* Assignment *
Pictures aside, each record should be reproduced exactly.

Recorded data

□ □ □ □ □

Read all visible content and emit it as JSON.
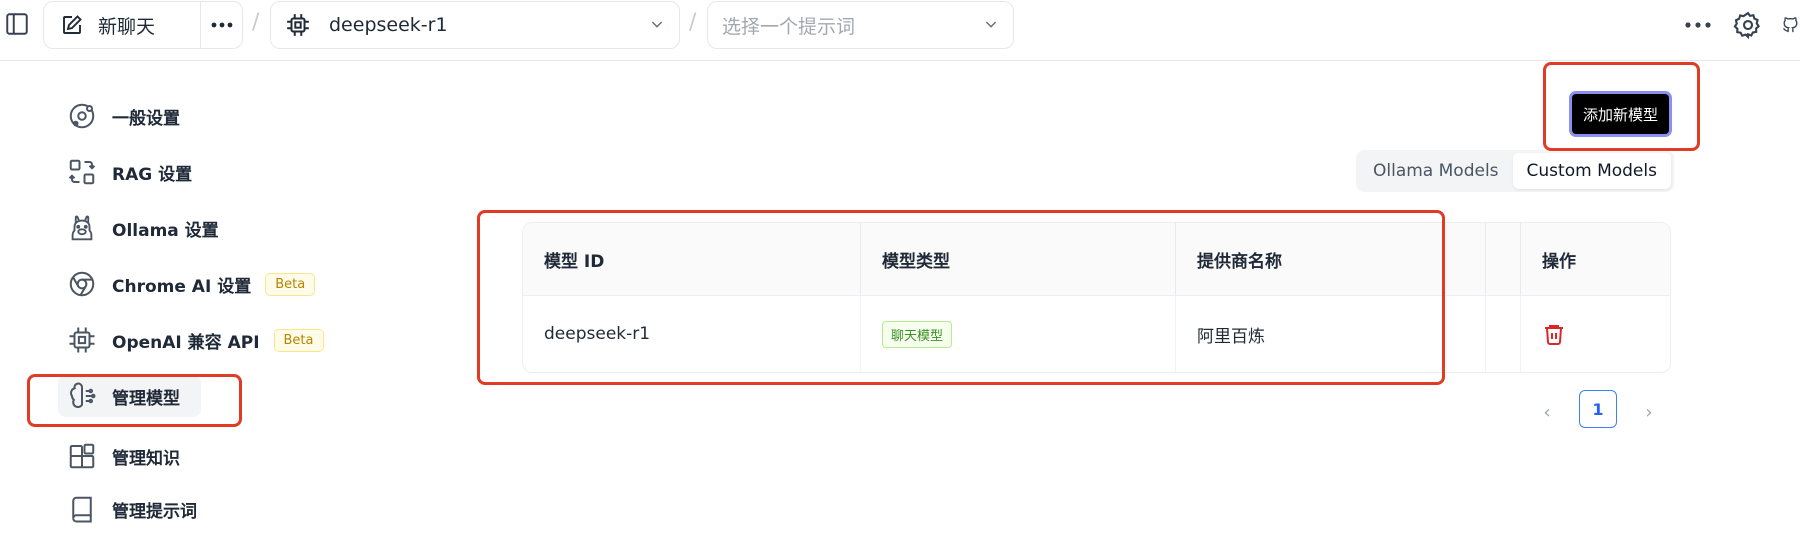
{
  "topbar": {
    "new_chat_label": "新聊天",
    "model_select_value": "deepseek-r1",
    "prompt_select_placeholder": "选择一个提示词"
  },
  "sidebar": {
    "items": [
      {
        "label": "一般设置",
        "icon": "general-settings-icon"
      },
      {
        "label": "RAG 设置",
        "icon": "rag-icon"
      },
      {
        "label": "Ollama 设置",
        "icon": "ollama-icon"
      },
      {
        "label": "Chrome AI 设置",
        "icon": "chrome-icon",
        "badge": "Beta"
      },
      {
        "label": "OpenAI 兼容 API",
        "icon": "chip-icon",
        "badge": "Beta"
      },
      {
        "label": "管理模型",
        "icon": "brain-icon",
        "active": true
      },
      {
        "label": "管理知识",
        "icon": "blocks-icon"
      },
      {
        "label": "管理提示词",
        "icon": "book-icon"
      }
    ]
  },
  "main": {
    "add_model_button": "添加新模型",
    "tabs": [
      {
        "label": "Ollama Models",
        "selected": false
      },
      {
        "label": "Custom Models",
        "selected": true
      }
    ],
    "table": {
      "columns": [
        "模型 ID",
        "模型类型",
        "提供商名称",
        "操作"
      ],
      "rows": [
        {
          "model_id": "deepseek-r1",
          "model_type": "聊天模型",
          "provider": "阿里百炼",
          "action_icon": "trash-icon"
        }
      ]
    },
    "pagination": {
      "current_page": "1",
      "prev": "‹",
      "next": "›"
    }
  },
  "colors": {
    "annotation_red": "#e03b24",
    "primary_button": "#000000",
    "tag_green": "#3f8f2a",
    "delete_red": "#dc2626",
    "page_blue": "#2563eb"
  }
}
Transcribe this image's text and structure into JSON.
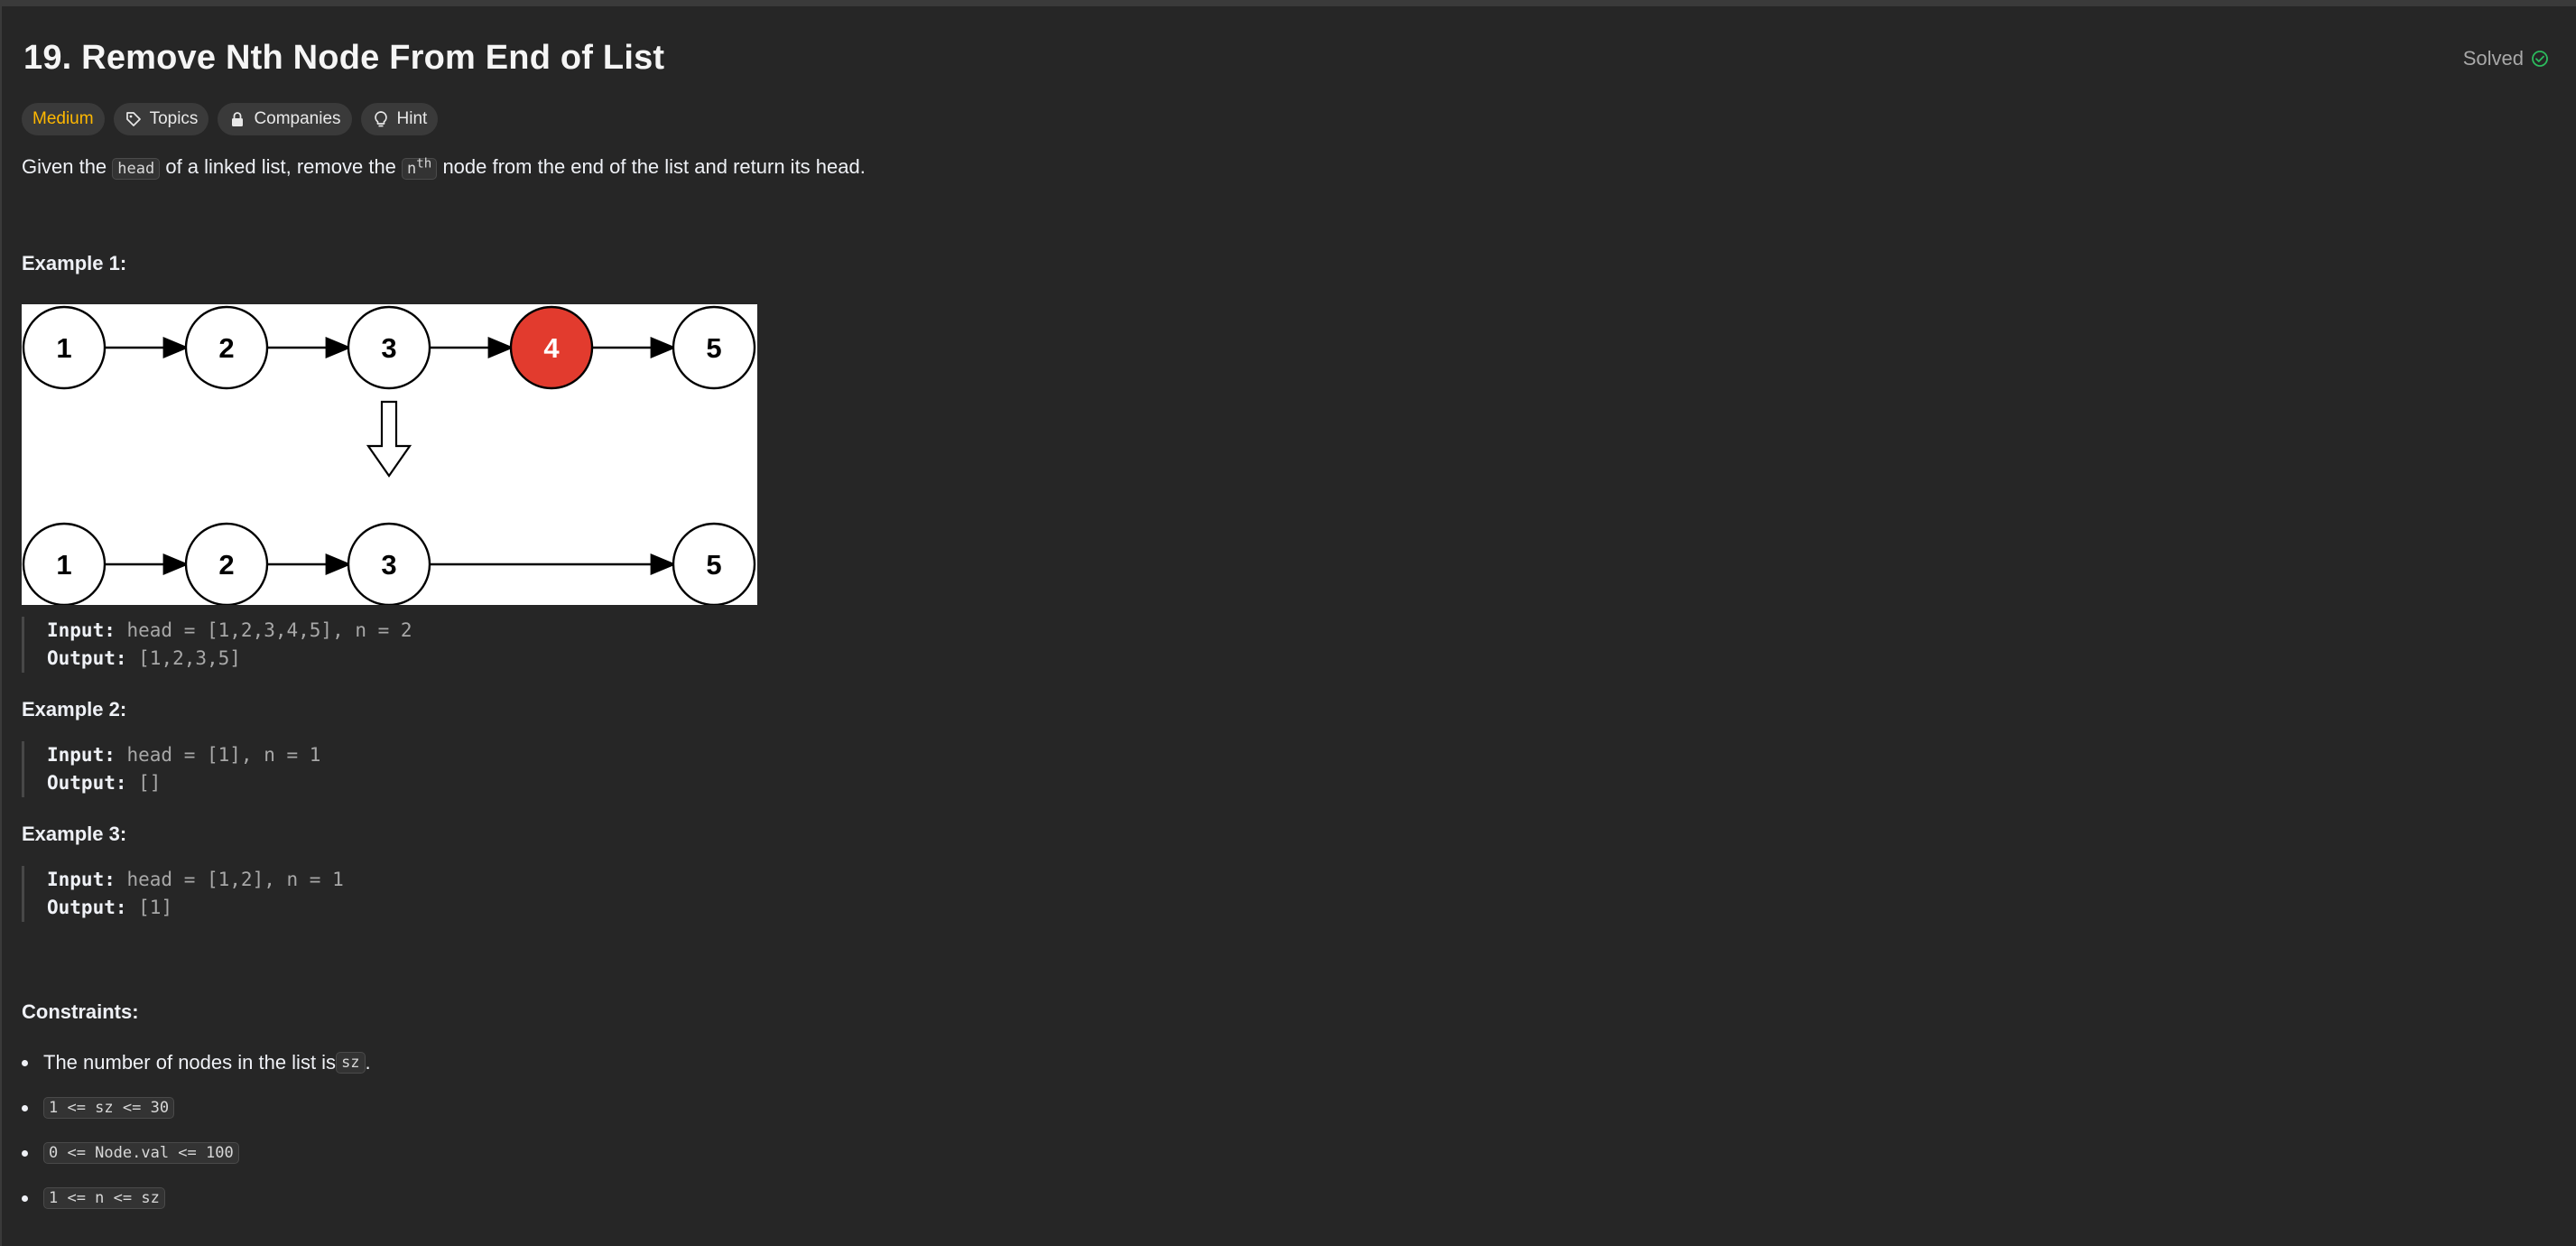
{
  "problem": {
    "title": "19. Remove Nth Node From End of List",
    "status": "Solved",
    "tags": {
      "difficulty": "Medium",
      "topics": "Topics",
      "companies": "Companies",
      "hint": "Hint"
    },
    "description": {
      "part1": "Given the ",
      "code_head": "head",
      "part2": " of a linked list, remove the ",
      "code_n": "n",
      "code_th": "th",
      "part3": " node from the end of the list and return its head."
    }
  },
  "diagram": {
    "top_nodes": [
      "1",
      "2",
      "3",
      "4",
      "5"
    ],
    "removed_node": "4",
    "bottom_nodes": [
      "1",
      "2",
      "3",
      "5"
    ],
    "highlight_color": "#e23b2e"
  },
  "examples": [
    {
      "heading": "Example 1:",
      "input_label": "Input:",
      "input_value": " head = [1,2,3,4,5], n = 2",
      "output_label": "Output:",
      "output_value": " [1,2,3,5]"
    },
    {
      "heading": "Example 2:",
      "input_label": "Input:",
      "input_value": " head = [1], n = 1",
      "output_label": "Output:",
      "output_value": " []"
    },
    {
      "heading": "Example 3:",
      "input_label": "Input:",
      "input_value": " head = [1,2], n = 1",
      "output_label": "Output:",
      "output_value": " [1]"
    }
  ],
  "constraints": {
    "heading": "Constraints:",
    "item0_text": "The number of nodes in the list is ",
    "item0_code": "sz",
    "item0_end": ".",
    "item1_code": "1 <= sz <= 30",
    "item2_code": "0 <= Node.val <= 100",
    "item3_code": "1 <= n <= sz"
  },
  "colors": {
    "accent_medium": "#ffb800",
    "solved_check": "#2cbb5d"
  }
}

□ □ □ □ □

* Solution to the exercise *
Read all visible content and emit it as JSON.
{
  "topbar": {
    "new_chat_label": "新聊天",
    "model_select_value": "deepseek-r1",
    "prompt_select_placeholder": "选择一个提示词"
  },
  "sidebar": {
    "items": [
      {
        "label": "一般设置",
        "icon": "general-settings-icon"
      },
      {
        "label": "RAG 设置",
        "icon": "rag-icon"
      },
      {
        "label": "Ollama 设置",
        "icon": "ollama-icon"
      },
      {
        "label": "Chrome AI 设置",
        "icon": "chrome-icon",
        "badge": "Beta"
      },
      {
        "label": "OpenAI 兼容 API",
        "icon": "chip-icon",
        "badge": "Beta"
      },
      {
        "label": "管理模型",
        "icon": "brain-icon",
        "active": true
      },
      {
        "label": "管理知识",
        "icon": "blocks-icon"
      },
      {
        "label": "管理提示词",
        "icon": "book-icon"
      }
    ]
  },
  "main": {
    "add_model_button": "添加新模型",
    "tabs": [
      {
        "label": "Ollama Models",
        "selected": false
      },
      {
        "label": "Custom Models",
        "selected": true
      }
    ],
    "table": {
      "columns": [
        "模型 ID",
        "模型类型",
        "提供商名称",
        "操作"
      ],
      "rows": [
        {
          "model_id": "deepseek-r1",
          "model_type": "聊天模型",
          "provider": "阿里百炼",
          "action_icon": "trash-icon"
        }
      ]
    },
    "pagination": {
      "current_page": "1",
      "prev": "‹",
      "next": "›"
    }
  },
  "colors": {
    "annotation_red": "#e03b24",
    "primary_button": "#000000",
    "tag_green": "#3f8f2a",
    "delete_red": "#dc2626",
    "page_blue": "#2563eb"
  }
}
Transcribe this image's text and structure into JSON.
{
  "problem": {
    "title": "19. Remove Nth Node From End of List",
    "status": "Solved",
    "tags": {
      "difficulty": "Medium",
      "topics": "Topics",
      "companies": "Companies",
      "hint": "Hint"
    },
    "description": {
      "part1": "Given the ",
      "code_head": "head",
      "part2": " of a linked list, remove the ",
      "code_n": "n",
      "code_th": "th",
      "part3": " node from the end of the list and return its head."
    }
  },
  "diagram": {
    "top_nodes": [
      "1",
      "2",
      "3",
      "4",
      "5"
    ],
    "removed_node": "4",
    "bottom_nodes": [
      "1",
      "2",
      "3",
      "5"
    ],
    "highlight_color": "#e23b2e"
  },
  "examples": [
    {
      "heading": "Example 1:",
      "input_label": "Input:",
      "input_value": " head = [1,2,3,4,5], n = 2",
      "output_label": "Output:",
      "output_value": " [1,2,3,5]"
    },
    {
      "heading": "Example 2:",
      "input_label": "Input:",
      "input_value": " head = [1], n = 1",
      "output_label": "Output:",
      "output_value": " []"
    },
    {
      "heading": "Example 3:",
      "input_label": "Input:",
      "input_value": " head = [1,2], n = 1",
      "output_label": "Output:",
      "output_value": " [1]"
    }
  ],
  "constraints": {
    "heading": "Constraints:",
    "item0_text": "The number of nodes in the list is ",
    "item0_code": "sz",
    "item0_end": ".",
    "item1_code": "1 <= sz <= 30",
    "item2_code": "0 <= Node.val <= 100",
    "item3_code": "1 <= n <= sz"
  },
  "colors": {
    "accent_medium": "#ffb800",
    "solved_check": "#2cbb5d"
  }
}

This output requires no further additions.